Scariness factor: Unlike the other two shorts which focused more on violence and calling up a visceral reaction in their viewers, this short is more typically what I'd consider my cup of tea: it is subtle and creepy and relies more on atmosphere and spookiness than it does graphic bloodiness.
Gross-Out Factor: Low. The more violent events are understated and nothing that you'll need to squinch your eyes shut during.
Complaints: I didn't get it. And by that, I mean I didn't really understand the end of the movie or what the hell it meant. And in having it explained to me (by someone else who wasn't QUITE clear about it either but seemed to understand it more than me), if they are correct, I still didn't really understand it or get it. The ending, while visually interesting, was disappointing. (I just read through an explanation of the ending of this movie HERE which has made me rethink the ending--I actually really find it quite interesting now, and not at all disappointing.)

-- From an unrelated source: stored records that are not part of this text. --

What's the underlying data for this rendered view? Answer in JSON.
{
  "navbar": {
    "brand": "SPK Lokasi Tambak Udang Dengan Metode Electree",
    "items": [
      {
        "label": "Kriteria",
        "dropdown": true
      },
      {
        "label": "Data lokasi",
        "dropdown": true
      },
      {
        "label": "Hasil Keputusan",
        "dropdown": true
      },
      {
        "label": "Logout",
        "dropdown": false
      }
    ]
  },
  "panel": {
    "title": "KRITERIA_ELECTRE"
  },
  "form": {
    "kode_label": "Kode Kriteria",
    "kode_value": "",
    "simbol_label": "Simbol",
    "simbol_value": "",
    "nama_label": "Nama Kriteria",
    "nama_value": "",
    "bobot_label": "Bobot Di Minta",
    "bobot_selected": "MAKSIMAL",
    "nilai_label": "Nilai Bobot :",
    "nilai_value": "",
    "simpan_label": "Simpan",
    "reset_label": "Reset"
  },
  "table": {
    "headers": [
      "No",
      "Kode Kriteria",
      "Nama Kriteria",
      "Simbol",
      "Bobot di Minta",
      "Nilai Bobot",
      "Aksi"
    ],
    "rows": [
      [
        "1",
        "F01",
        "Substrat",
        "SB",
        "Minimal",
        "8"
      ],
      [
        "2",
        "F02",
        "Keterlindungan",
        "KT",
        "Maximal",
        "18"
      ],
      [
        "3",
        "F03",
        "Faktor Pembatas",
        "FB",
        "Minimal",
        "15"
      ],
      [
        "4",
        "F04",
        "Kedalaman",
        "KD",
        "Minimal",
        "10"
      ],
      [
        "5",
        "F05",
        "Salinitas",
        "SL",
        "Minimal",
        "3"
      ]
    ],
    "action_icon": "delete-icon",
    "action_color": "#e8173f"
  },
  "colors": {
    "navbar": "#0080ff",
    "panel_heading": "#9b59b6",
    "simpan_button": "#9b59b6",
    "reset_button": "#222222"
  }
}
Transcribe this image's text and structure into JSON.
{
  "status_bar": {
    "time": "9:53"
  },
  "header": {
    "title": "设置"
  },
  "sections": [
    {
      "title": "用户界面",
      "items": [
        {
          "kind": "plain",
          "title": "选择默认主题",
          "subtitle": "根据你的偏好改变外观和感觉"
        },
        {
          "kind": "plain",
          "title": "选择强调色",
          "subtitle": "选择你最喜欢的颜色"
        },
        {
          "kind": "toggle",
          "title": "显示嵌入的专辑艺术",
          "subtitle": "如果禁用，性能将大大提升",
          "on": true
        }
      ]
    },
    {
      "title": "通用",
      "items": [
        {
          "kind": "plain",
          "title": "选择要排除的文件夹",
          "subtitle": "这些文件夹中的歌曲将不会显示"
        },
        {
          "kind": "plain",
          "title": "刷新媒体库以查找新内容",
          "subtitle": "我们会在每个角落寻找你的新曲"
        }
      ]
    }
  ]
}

High Points: This short is beautifully filmed. Much of the short has that blue early-morning/dusk coloring to it that is beautiful and yet unsettling. And the scenes in the snow are beautiful. The story-line was also entertaining and interesting (up until the end, perhaps) and the shots concerning the twin sisters are really fantastic as well. This short was definitely the best of the three visually.
Overall: I really liked this one, especially now that I've read more about the ending. It is beautifully surreal and interesting, and definitely worth checking out.
Overall Rating for All Three Shorts: B; Dumplings and The Box are on very opposite ends of the spectrum in film-style, content, etc. but both are really quite good and worth watching.
Labels: A movies